Tampa's bike enforcement problem became so notorious the federal Department of Justice Office of Community Oriented Policing Services (COPS Office) got involved in studying it. The result of their research was released today.
The investigation found, among other things, that the suspected racial disparities in bike rider ticketing were real.
The report studies bike ticketing patterns from January 1, 2014 to August 30, 2015, and found that although only 40 percent of total riders were black, 73 percent of riders stopped by Tampa cops were black.
And while the Tampa Police Department claimed that rigorous stopping of bike riders was a larger crime prevention measure, the DOJ found that there was no measurable crime reduction or any kind of positive impact on public safety from the bike stops. "The bicycle stop program did, however, negatively impact community and police relations," the press release noted.
The report did not try to claim that the racial disparities resulted from proven racial animus or discriminatory intent, however.
Fortunately, the percentage of citizens actually ticketed after being stopped is small, since it is those tickets and failure to pay them that spiral into true life-ruining situations for something that started as a very petty matter.
But the percentage of the stopped who are cited had also been disproportionately black, as the study wrote:
Even after adjusting for time and place of the stops, we still find that the percentage of Black bicyclists receiving citations exceeds that of White bicyclists. In fact, the percentage of Black and White stopped bicyclists receiving a citation is nearly identical to the unadjusted percentages— 5.3 percent of stopped Black bicyclists received citations, and 2.7 percent of matched White bicyclists received citations.
Interestingly, once Tampa PD policy changed to require documentation of bike stops after May 2015, things got a little different:
After May 2015, the TPD issued citations to 6.0 percent of stopped Black bicyclists and 6.1 percent of similarly situated stopped White bicyclists.
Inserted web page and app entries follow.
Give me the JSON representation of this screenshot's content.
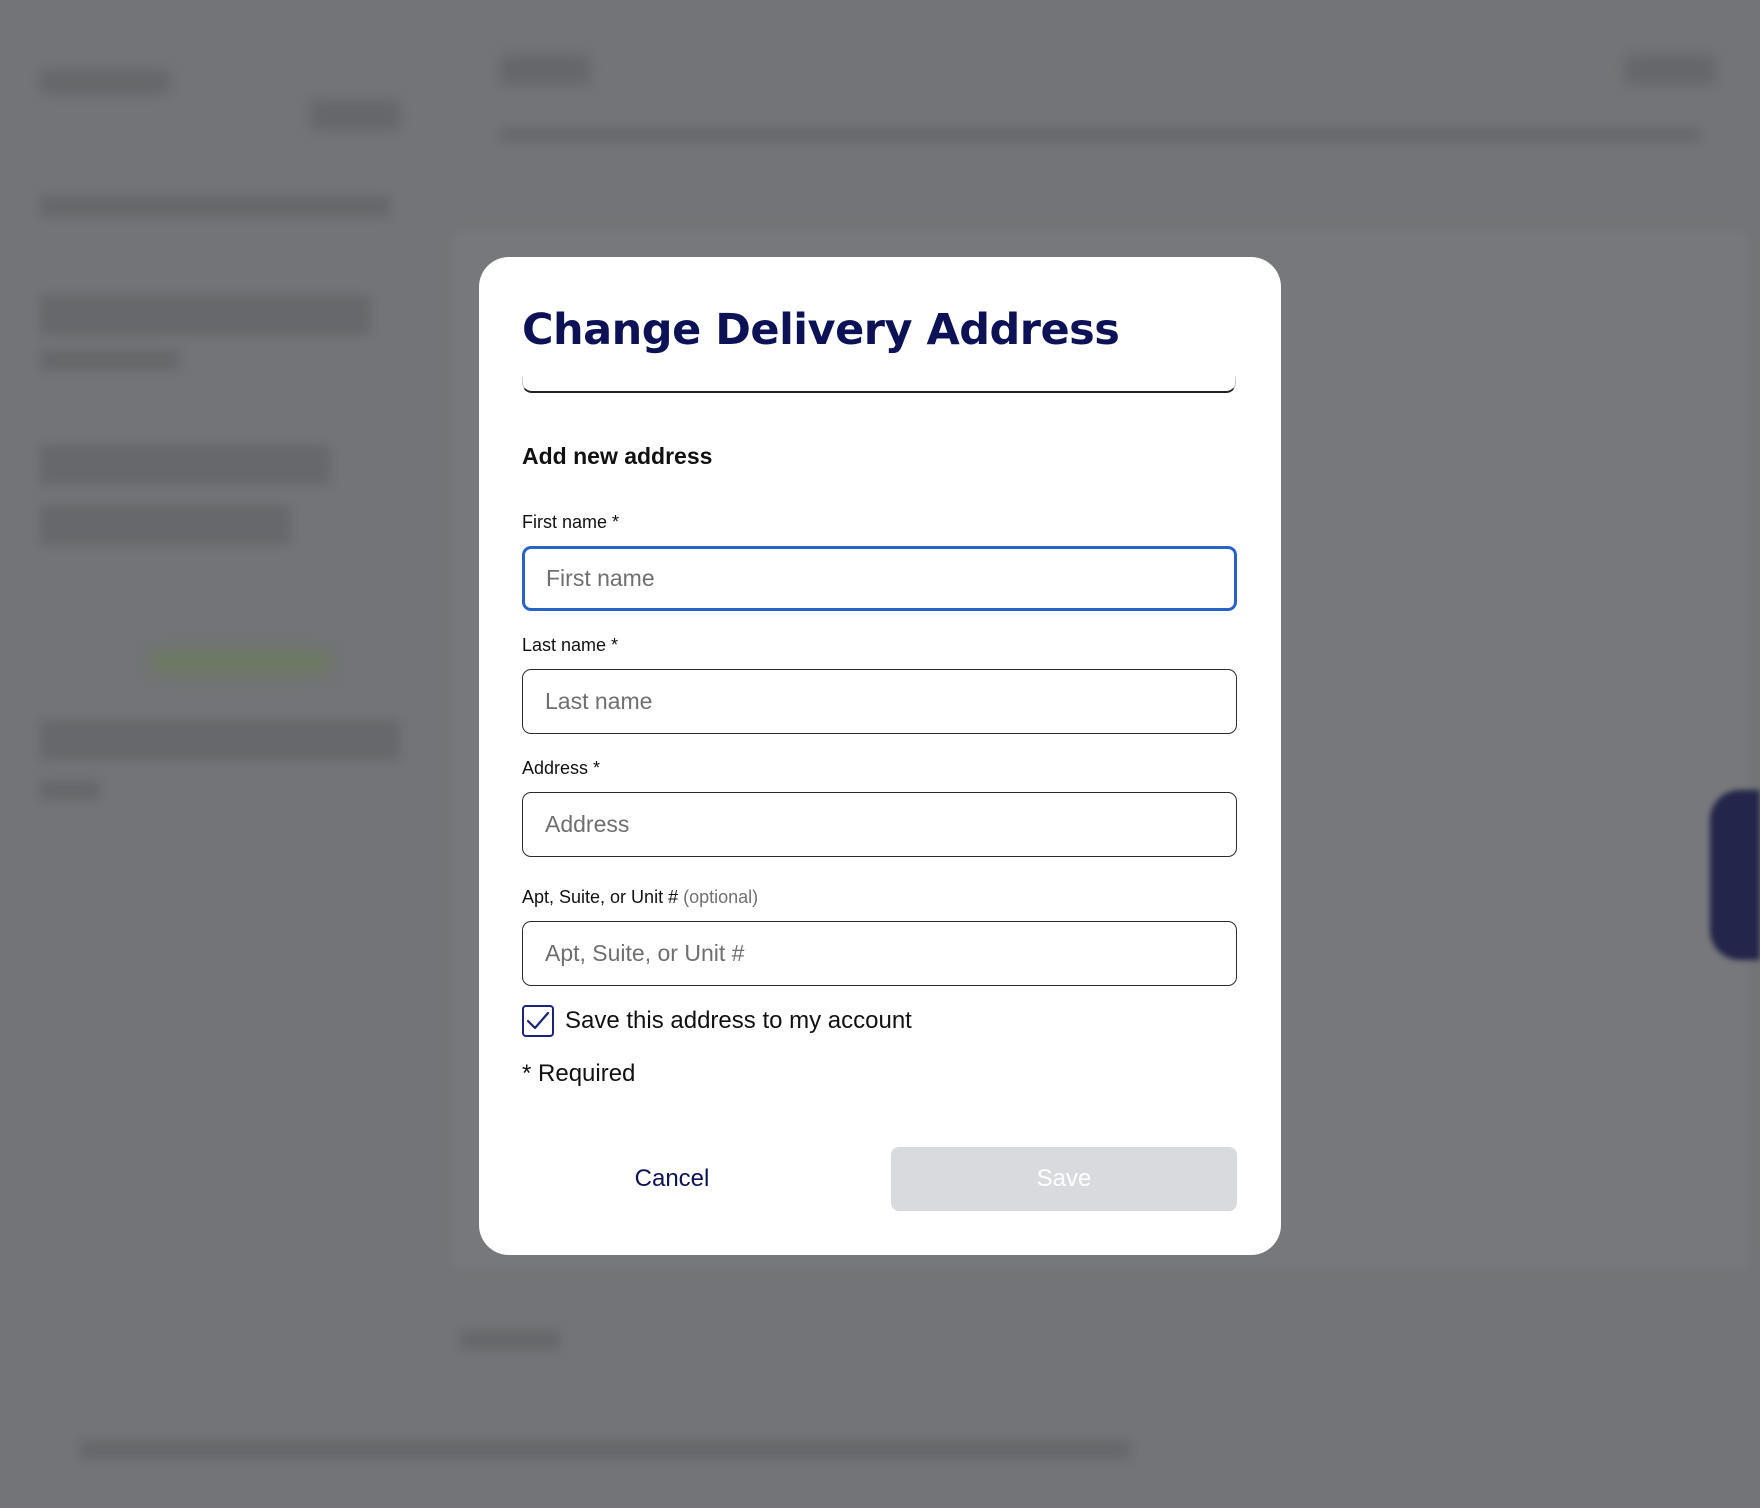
{
  "modal": {
    "title": "Change Delivery Address",
    "section_heading": "Add new address",
    "fields": {
      "first_name": {
        "label": "First name *",
        "placeholder": "First name",
        "value": ""
      },
      "last_name": {
        "label": "Last name *",
        "placeholder": "Last name",
        "value": ""
      },
      "address": {
        "label": "Address *",
        "placeholder": "Address",
        "value": ""
      },
      "apt": {
        "label": "Apt, Suite, or Unit #",
        "optional_note": "(optional)",
        "placeholder": "Apt, Suite, or Unit #",
        "value": ""
      }
    },
    "save_address_checkbox": {
      "label": "Save this address to my account",
      "checked": true
    },
    "required_note": "* Required",
    "actions": {
      "cancel_label": "Cancel",
      "save_label": "Save",
      "save_disabled": true
    }
  },
  "colors": {
    "title": "#0d1257",
    "focus_border": "#2563c9",
    "disabled_button": "#d9dadd",
    "overlay": "#727477"
  },
  "icons": {
    "checkbox_mark": "checkmark-icon"
  }
}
It is unclear whether officers have changed their citation practices or have altered their documentation practices since May 2015. These findings indicate that stopped bicyclists who were Black received citations at a higher rate than stopped bicyclists who were White—even after matching on several relevant factors. Yet this difference disappeared after May 1, 2015, when the TPD changed its rules regarding the documentation of bicycle stops.
Text of the full study. It does not, alas, add to any systematized knowledge regarding what ends up happening to people receiving citations that require payment, how many go unpaid in a timely manner and what bad results arise from that, all issues the government seems unconcerned with.
Another terrible tale of enforcing bike law from Florida, involving riding the "wrong way" ending with an unarmed man shot and paralyzed.